Please return each entry that follows exactly as given, but without pictures.

===== SOURCE MATERIAL =====

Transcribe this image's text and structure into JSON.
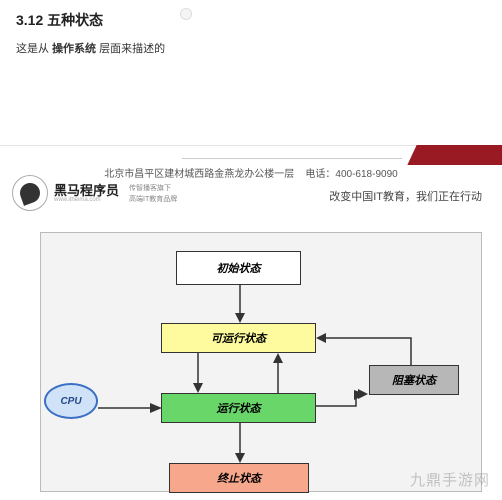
{
  "section": {
    "title": "3.12 五种状态",
    "subtitle_prefix": "这是从 ",
    "subtitle_bold": "操作系统",
    "subtitle_suffix": " 层面来描述的"
  },
  "footer": {
    "address": "北京市昌平区建材城西路金燕龙办公楼一层",
    "phone_label": "电话：",
    "phone": "400-618-9090"
  },
  "brand": {
    "name": "黑马程序员",
    "url": "www.itheima.com",
    "sub1": "传智播客旗下",
    "sub2": "高端IT教育品牌",
    "tagline": "改变中国IT教育，我们正在行动"
  },
  "diagram": {
    "cpu": "CPU",
    "states": {
      "initial": "初始状态",
      "runnable": "可运行状态",
      "running": "运行状态",
      "blocked": "阻塞状态",
      "terminated": "终止状态"
    }
  },
  "watermark": "九鼎手游网"
}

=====

**ANSWER FOR THIS EXERCISE**
Transcribe this image's text and structure into JSON.
{
  "section": {
    "title": "3.12 五种状态",
    "subtitle_prefix": "这是从 ",
    "subtitle_bold": "操作系统",
    "subtitle_suffix": " 层面来描述的"
  },
  "footer": {
    "address": "北京市昌平区建材城西路金燕龙办公楼一层",
    "phone_label": "电话：",
    "phone": "400-618-9090"
  },
  "brand": {
    "name": "黑马程序员",
    "url": "www.itheima.com",
    "sub1": "传智播客旗下",
    "sub2": "高端IT教育品牌",
    "tagline": "改变中国IT教育，我们正在行动"
  },
  "diagram": {
    "cpu": "CPU",
    "states": {
      "initial": "初始状态",
      "runnable": "可运行状态",
      "running": "运行状态",
      "blocked": "阻塞状态",
      "terminated": "终止状态"
    }
  },
  "watermark": "九鼎手游网"
}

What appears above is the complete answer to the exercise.